DDoSPedia is a glossary that focuses on network and
application security terms with many distributed
definitions. It provides a central place for hard to find web-scattered
definitions on this topic.
A SYN flood is a denial-of-service (DoS) attack that relies on abusing the standard way that a TCP connection is established. Typically, a client sends a SYN packet to an open port on a server asking for a TCP connection. The server then acknowledges the connection by sending SYN-ACK packet back to the client and populating the client’s information in its Transmission Control Block (TCB) table. The client then responds to the server with an ACK packet establishing the connection. This process is commonly known as a “three-way handshake”.

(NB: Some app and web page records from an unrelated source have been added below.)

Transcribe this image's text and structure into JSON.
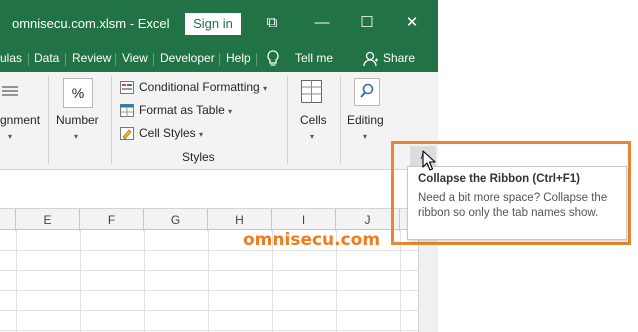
{
  "titlebar": {
    "filename": "omnisecu.com.xlsm - Excel",
    "signin_label": "Sign in",
    "restore_glyph": "⧉",
    "minimize_glyph": "—",
    "maximize_glyph": "☐",
    "close_glyph": "✕"
  },
  "tabs": {
    "items": [
      "ulas",
      "Data",
      "Review",
      "View",
      "Developer",
      "Help"
    ],
    "tellme_label": "Tell me",
    "share_label": "Share"
  },
  "ribbon": {
    "alignment_label": "gnment",
    "number_label": "Number",
    "number_glyph": "%",
    "conditional_formatting": "Conditional Formatting",
    "format_as_table": "Format as Table",
    "cell_styles": "Cell Styles",
    "styles_group": "Styles",
    "cells_label": "Cells",
    "editing_label": "Editing",
    "collapse_glyph": "∧"
  },
  "grid": {
    "columns": [
      "E",
      "F",
      "G",
      "H",
      "I",
      "J"
    ]
  },
  "tooltip": {
    "title": "Collapse the Ribbon (Ctrl+F1)",
    "body": "Need a bit more space? Collapse the ribbon so only the tab names show."
  },
  "watermark": "omnisecu.com",
  "colors": {
    "excel_green": "#217346",
    "highlight_orange": "#e8872f",
    "watermark_orange": "#f07c1e"
  }
}
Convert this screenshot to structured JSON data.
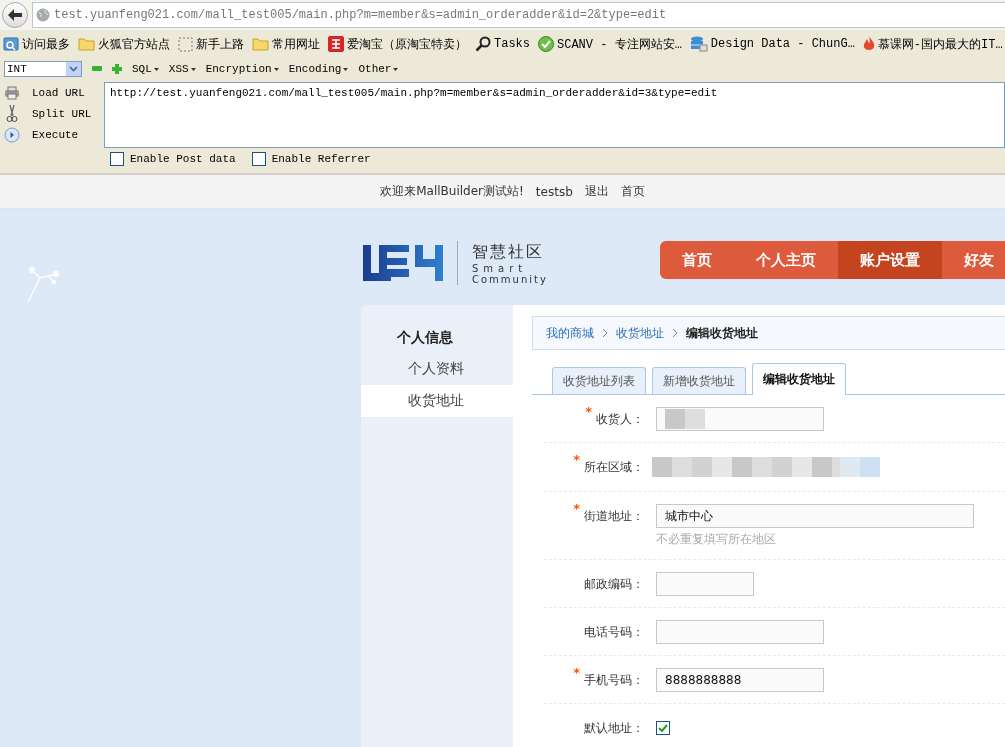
{
  "address_bar": {
    "url": "test.yuanfeng021.com/mall_test005/main.php?m=member&s=admin_orderadder&id=2&type=edit"
  },
  "bookmarks": [
    {
      "label": "访问最多",
      "kind": "page"
    },
    {
      "label": "火狐官方站点",
      "kind": "folder"
    },
    {
      "label": "新手上路",
      "kind": "dashed"
    },
    {
      "label": "常用网址",
      "kind": "folder"
    },
    {
      "label": "爱淘宝（原淘宝特卖）",
      "kind": "tile"
    },
    {
      "label": "Tasks",
      "kind": "magnifier"
    },
    {
      "label": "SCANV - 专注网站安…",
      "kind": "check"
    },
    {
      "label": "Design Data - ChunG…",
      "kind": "stack"
    },
    {
      "label": "慕课网-国内最大的IT…",
      "kind": "flame"
    }
  ],
  "hackbar": {
    "type_select": "INT",
    "menus": [
      "SQL",
      "XSS",
      "Encryption",
      "Encoding",
      "Other"
    ],
    "actions": [
      {
        "label": "Load URL",
        "kind": "load"
      },
      {
        "label": "Split URL",
        "kind": "split"
      },
      {
        "label": "Execute",
        "kind": "execute"
      }
    ],
    "url_text": "http://test.yuanfeng021.com/mall_test005/main.php?m=member&s=admin_orderadder&id=3&type=edit",
    "options": [
      {
        "label": "Enable Post data",
        "checked": false
      },
      {
        "label": "Enable Referrer",
        "checked": false
      }
    ]
  },
  "top_bar": {
    "welcome": "欢迎来MallBuilder测试站!",
    "user": "testsb",
    "links": [
      "退出",
      "首页"
    ]
  },
  "logo": {
    "name": "智慧社区",
    "tagline_1": "Smart",
    "tagline_2": "Community"
  },
  "nav": [
    {
      "label": "首页",
      "selected": false
    },
    {
      "label": "个人主页",
      "selected": false
    },
    {
      "label": "账户设置",
      "selected": true
    },
    {
      "label": "好友",
      "selected": false
    }
  ],
  "sidebar": {
    "heading": "个人信息",
    "items": [
      {
        "label": "个人资料",
        "selected": false
      },
      {
        "label": "收货地址",
        "selected": true
      }
    ]
  },
  "breadcrumb": [
    "我的商城",
    "收货地址",
    "编辑收货地址"
  ],
  "tabs": [
    {
      "label": "收货地址列表",
      "selected": false
    },
    {
      "label": "新增收货地址",
      "selected": false
    },
    {
      "label": "编辑收货地址",
      "selected": true
    }
  ],
  "form": [
    {
      "label": "收货人：",
      "required_mark": "*",
      "kind": "input",
      "redacted": true
    },
    {
      "label": "所在区域：",
      "required_mark": "*",
      "kind": "region",
      "redacted": true
    },
    {
      "label": "街道地址：",
      "required_mark": "*",
      "kind": "input",
      "value": "城市中心",
      "hint": "不必重复填写所在地区"
    },
    {
      "label": "邮政编码：",
      "kind": "input"
    },
    {
      "label": "电话号码：",
      "kind": "input"
    },
    {
      "label": "手机号码：",
      "required_mark": "*",
      "kind": "input",
      "value": "8888888888"
    },
    {
      "label": "默认地址：",
      "kind": "checkbox",
      "checked": true
    }
  ]
}
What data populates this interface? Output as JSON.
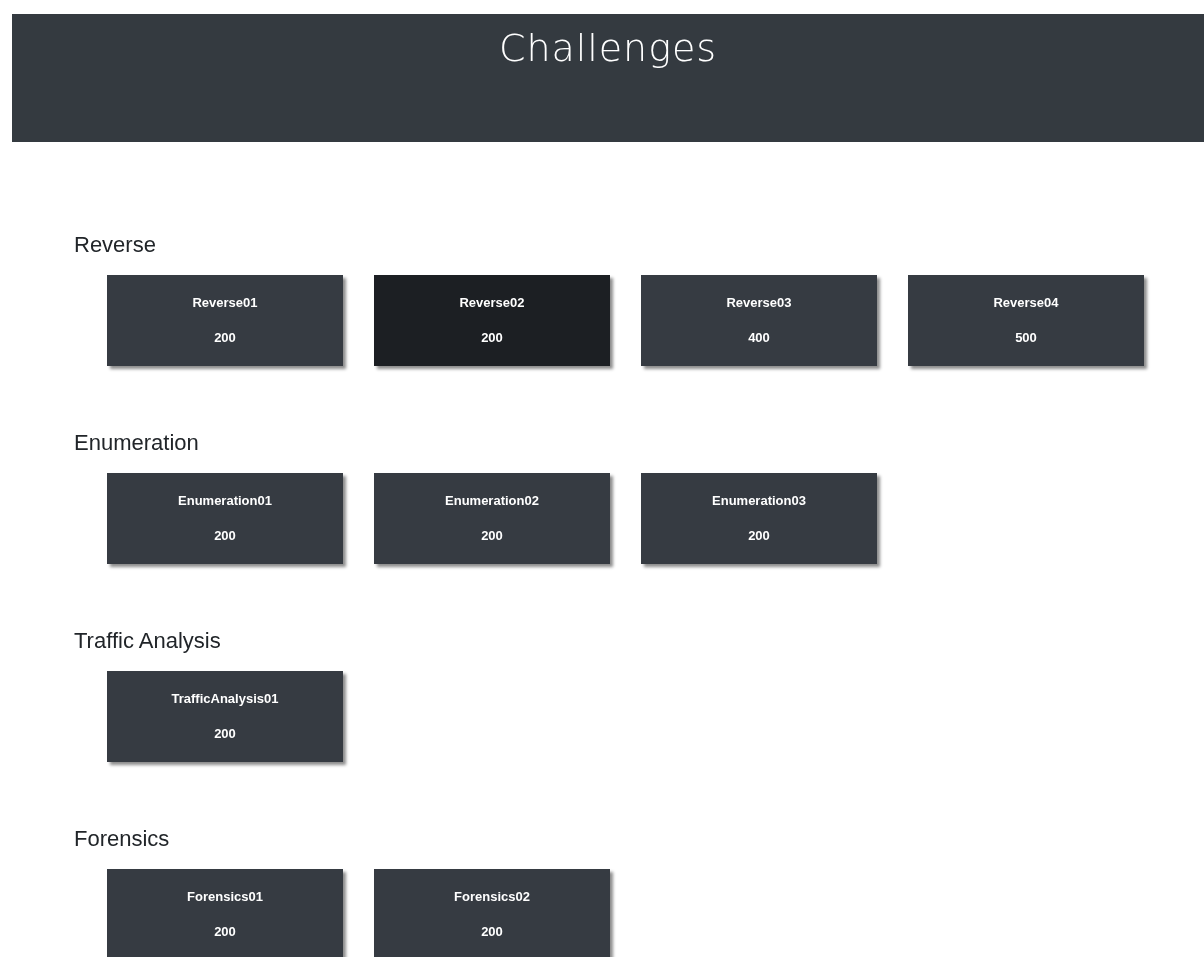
{
  "header": {
    "title": "Challenges"
  },
  "categories": [
    {
      "name": "Reverse",
      "challenges": [
        {
          "name": "Reverse01",
          "points": "200",
          "hovered": false
        },
        {
          "name": "Reverse02",
          "points": "200",
          "hovered": true
        },
        {
          "name": "Reverse03",
          "points": "400",
          "hovered": false
        },
        {
          "name": "Reverse04",
          "points": "500",
          "hovered": false
        }
      ]
    },
    {
      "name": "Enumeration",
      "challenges": [
        {
          "name": "Enumeration01",
          "points": "200",
          "hovered": false
        },
        {
          "name": "Enumeration02",
          "points": "200",
          "hovered": false
        },
        {
          "name": "Enumeration03",
          "points": "200",
          "hovered": false
        }
      ]
    },
    {
      "name": "Traffic Analysis",
      "challenges": [
        {
          "name": "TrafficAnalysis01",
          "points": "200",
          "hovered": false
        }
      ]
    },
    {
      "name": "Forensics",
      "challenges": [
        {
          "name": "Forensics01",
          "points": "200",
          "hovered": false
        },
        {
          "name": "Forensics02",
          "points": "200",
          "hovered": false
        }
      ]
    }
  ]
}
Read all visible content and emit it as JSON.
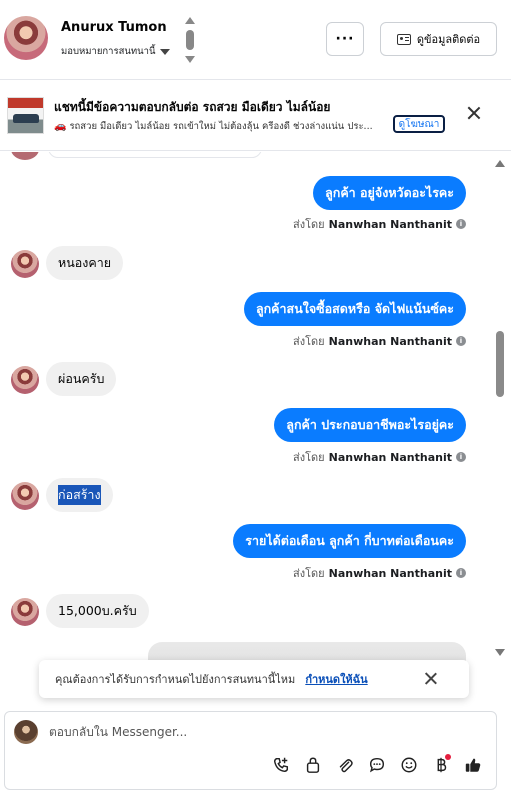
{
  "header": {
    "contact_name": "Anurux Tumon",
    "assign_label": "มอบหมายการสนทนานี้",
    "more_label": "···",
    "contact_info_label": "ดูข้อมูลติดต่อ"
  },
  "ad": {
    "title": "แชทนี้มีข้อความตอบกลับต่อ รถสวย มือเดียว ไมล์น้อย",
    "subtitle": "รถสวย มือเดียว ไมล์น้อย รถเข้าใหม่ ไม่ต้องลุ้น ครีองดี ช่วงล่างแน่น ประ...",
    "link_label": "ดูโฆษณา"
  },
  "messages": [
    {
      "dir": "out",
      "text": "ลูกค้า  อยู่จังหวัดอะไรคะ",
      "sent_by_prefix": "ส่งโดย",
      "sender": "Nanwhan Nanthanit"
    },
    {
      "dir": "in",
      "text": "หนองคาย"
    },
    {
      "dir": "out",
      "text": "ลูกค้าสนใจซื้อสดหรือ จัดไฟแน้นซ์คะ",
      "sent_by_prefix": "ส่งโดย",
      "sender": "Nanwhan Nanthanit"
    },
    {
      "dir": "in",
      "text": "ผ่อนครับ"
    },
    {
      "dir": "out",
      "text": "ลูกค้า ประกอบอาชีพอะไรอยู่คะ",
      "sent_by_prefix": "ส่งโดย",
      "sender": "Nanwhan Nanthanit"
    },
    {
      "dir": "in",
      "text": "ก่อสร้าง",
      "selected": true
    },
    {
      "dir": "out",
      "text": "รายได้ต่อเดือน  ลูกค้า กี่บาทต่อเดือนคะ",
      "sent_by_prefix": "ส่งโดย",
      "sender": "Nanwhan Nanthanit"
    },
    {
      "dir": "in",
      "text": "15,000บ.ครับ"
    }
  ],
  "toast": {
    "text": "คุณต้องการได้รับการกำหนดไปยังการสนทนานี้ไหม",
    "link": "กำหนดให้ฉัน"
  },
  "composer": {
    "placeholder": "ตอบกลับใน Messenger..."
  },
  "toolbar_icons": [
    "call-add-icon",
    "lock-icon",
    "attachment-icon",
    "chat-bubble-icon",
    "emoji-icon",
    "baht-icon",
    "thumbs-up-icon"
  ],
  "colors": {
    "outgoing_bubble": "#0a7cff",
    "incoming_bubble": "#f0f0f0",
    "link": "#0a4fb8",
    "notification_dot": "#e41e3f"
  }
}
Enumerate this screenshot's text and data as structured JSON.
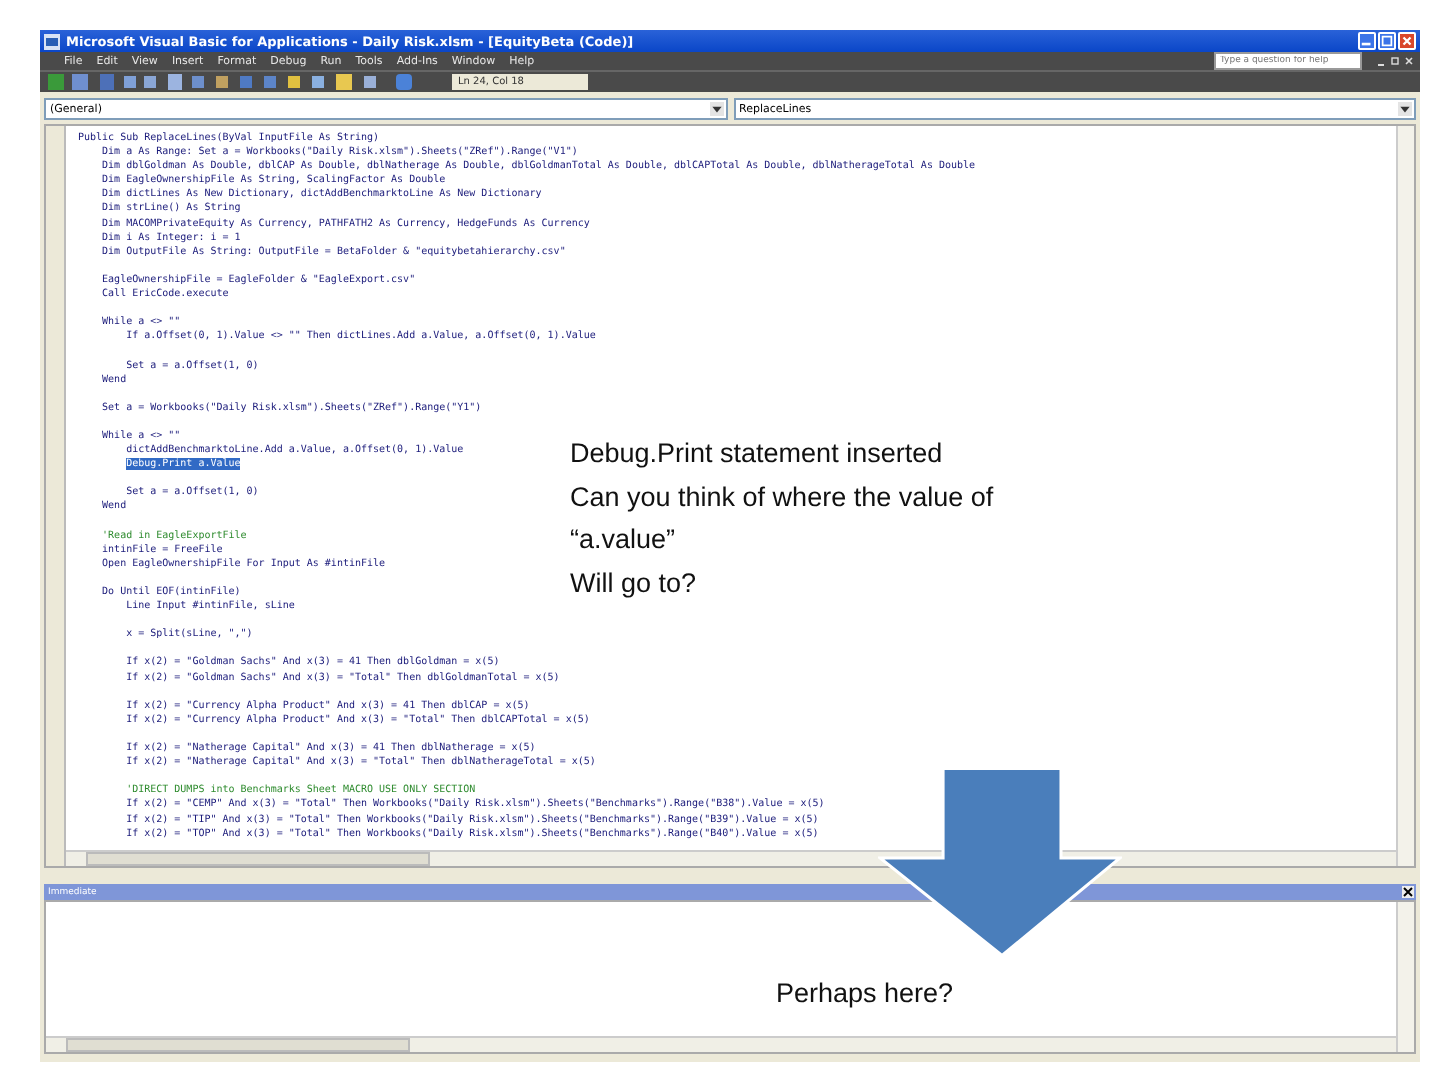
{
  "window": {
    "title": "Microsoft Visual Basic for Applications - Daily Risk.xlsm - [EquityBeta (Code)]"
  },
  "menu": [
    "File",
    "Edit",
    "View",
    "Insert",
    "Format",
    "Debug",
    "Run",
    "Tools",
    "Add-Ins",
    "Window",
    "Help"
  ],
  "toolbar": {
    "position": "Ln 24, Col 18"
  },
  "help_box": {
    "placeholder": "Type a question for help"
  },
  "object_combo": {
    "value": "(General)"
  },
  "procedure_combo": {
    "value": "ReplaceLines"
  },
  "code_lines": [
    {
      "kind": "code",
      "text": "Public Sub ReplaceLines(ByVal InputFile As String)"
    },
    {
      "kind": "code",
      "text": "    Dim a As Range: Set a = Workbooks(\"Daily Risk.xlsm\").Sheets(\"ZRef\").Range(\"V1\")"
    },
    {
      "kind": "code",
      "text": "    Dim dblGoldman As Double, dblCAP As Double, dblNatherage As Double, dblGoldmanTotal As Double, dblCAPTotal As Double, dblNatherageTotal As Double"
    },
    {
      "kind": "code",
      "text": "    Dim EagleOwnershipFile As String, ScalingFactor As Double"
    },
    {
      "kind": "code",
      "text": "    Dim dictLines As New Dictionary, dictAddBenchmarktoLine As New Dictionary"
    },
    {
      "kind": "code",
      "text": "    Dim strLine() As String"
    },
    {
      "kind": "code",
      "text": "    Dim MACOMPrivateEquity As Currency, PATHFATH2 As Currency, HedgeFunds As Currency"
    },
    {
      "kind": "code",
      "text": "    Dim i As Integer: i = 1"
    },
    {
      "kind": "code",
      "text": "    Dim OutputFile As String: OutputFile = BetaFolder & \"equitybetahierarchy.csv\""
    },
    {
      "kind": "blank"
    },
    {
      "kind": "code",
      "text": "    EagleOwnershipFile = EagleFolder & \"EagleExport.csv\""
    },
    {
      "kind": "code",
      "text": "    Call EricCode.execute"
    },
    {
      "kind": "blank"
    },
    {
      "kind": "code",
      "text": "    While a <> \"\""
    },
    {
      "kind": "code",
      "text": "        If a.Offset(0, 1).Value <> \"\" Then dictLines.Add a.Value, a.Offset(0, 1).Value"
    },
    {
      "kind": "blank"
    },
    {
      "kind": "code",
      "text": "        Set a = a.Offset(1, 0)"
    },
    {
      "kind": "code",
      "text": "    Wend"
    },
    {
      "kind": "blank"
    },
    {
      "kind": "code",
      "text": "    Set a = Workbooks(\"Daily Risk.xlsm\").Sheets(\"ZRef\").Range(\"Y1\")"
    },
    {
      "kind": "blank"
    },
    {
      "kind": "code",
      "text": "    While a <> \"\""
    },
    {
      "kind": "code",
      "text": "        dictAddBenchmarktoLine.Add a.Value, a.Offset(0, 1).Value"
    },
    {
      "kind": "selection",
      "text": "Debug.Print a.Value"
    },
    {
      "kind": "blank"
    },
    {
      "kind": "code",
      "text": "        Set a = a.Offset(1, 0)"
    },
    {
      "kind": "code",
      "text": "    Wend"
    },
    {
      "kind": "blank"
    },
    {
      "kind": "comment",
      "text": "    'Read in EagleExportFile"
    },
    {
      "kind": "code",
      "text": "    intinFile = FreeFile"
    },
    {
      "kind": "code",
      "text": "    Open EagleOwnershipFile For Input As #intinFile"
    },
    {
      "kind": "blank"
    },
    {
      "kind": "code",
      "text": "    Do Until EOF(intinFile)"
    },
    {
      "kind": "code",
      "text": "        Line Input #intinFile, sLine"
    },
    {
      "kind": "blank"
    },
    {
      "kind": "code",
      "text": "        x = Split(sLine, \",\")"
    },
    {
      "kind": "blank"
    },
    {
      "kind": "code",
      "text": "        If x(2) = \"Goldman Sachs\" And x(3) = 41 Then dblGoldman = x(5)"
    },
    {
      "kind": "code",
      "text": "        If x(2) = \"Goldman Sachs\" And x(3) = \"Total\" Then dblGoldmanTotal = x(5)"
    },
    {
      "kind": "blank"
    },
    {
      "kind": "code",
      "text": "        If x(2) = \"Currency Alpha Product\" And x(3) = 41 Then dblCAP = x(5)"
    },
    {
      "kind": "code",
      "text": "        If x(2) = \"Currency Alpha Product\" And x(3) = \"Total\" Then dblCAPTotal = x(5)"
    },
    {
      "kind": "blank"
    },
    {
      "kind": "code",
      "text": "        If x(2) = \"Natherage Capital\" And x(3) = 41 Then dblNatherage = x(5)"
    },
    {
      "kind": "code",
      "text": "        If x(2) = \"Natherage Capital\" And x(3) = \"Total\" Then dblNatherageTotal = x(5)"
    },
    {
      "kind": "blank"
    },
    {
      "kind": "comment",
      "text": "        'DIRECT DUMPS into Benchmarks Sheet MACRO USE ONLY SECTION"
    },
    {
      "kind": "code",
      "text": "        If x(2) = \"CEMP\" And x(3) = \"Total\" Then Workbooks(\"Daily Risk.xlsm\").Sheets(\"Benchmarks\").Range(\"B38\").Value = x(5)"
    },
    {
      "kind": "code",
      "text": "        If x(2) = \"TIP\" And x(3) = \"Total\" Then Workbooks(\"Daily Risk.xlsm\").Sheets(\"Benchmarks\").Range(\"B39\").Value = x(5)"
    },
    {
      "kind": "code",
      "text": "        If x(2) = \"TOP\" And x(3) = \"Total\" Then Workbooks(\"Daily Risk.xlsm\").Sheets(\"Benchmarks\").Range(\"B40\").Value = x(5)"
    }
  ],
  "immediate_window": {
    "title": "Immediate"
  },
  "callouts": [
    {
      "lines": [
        "Debug.Print statement inserted",
        "Can you think of where the value of",
        "“a.value”",
        "Will go to?"
      ]
    },
    {
      "lines": [
        "Perhaps here?"
      ]
    }
  ]
}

A SYN flood overwhelms a target machine by sending thousands of connection requests to it using spoofed IP addresses. This causes the target machine to attempt to open a connection for each malicious request and subsequently wait for an ACK packet that never arrives. A server under a SYN flood attack will continue to wait for a SYN-ACK packet for each connection request, as the delay could be normal and related to network congestion. However, because a SYN-ACK packet never arrives for any of the connection requests; the massive number of half-open connections quickly fills up the server’s TCB table before it can time any connections out. This process continues for as long as the flood attack continues.
Attackers will sometimes add legitimate information to their requests as well, such as sequence number or source port 0, as this increases a target server’s CPU usage on top of causing network congestion, and could more effectively cause a denial-of-service condition.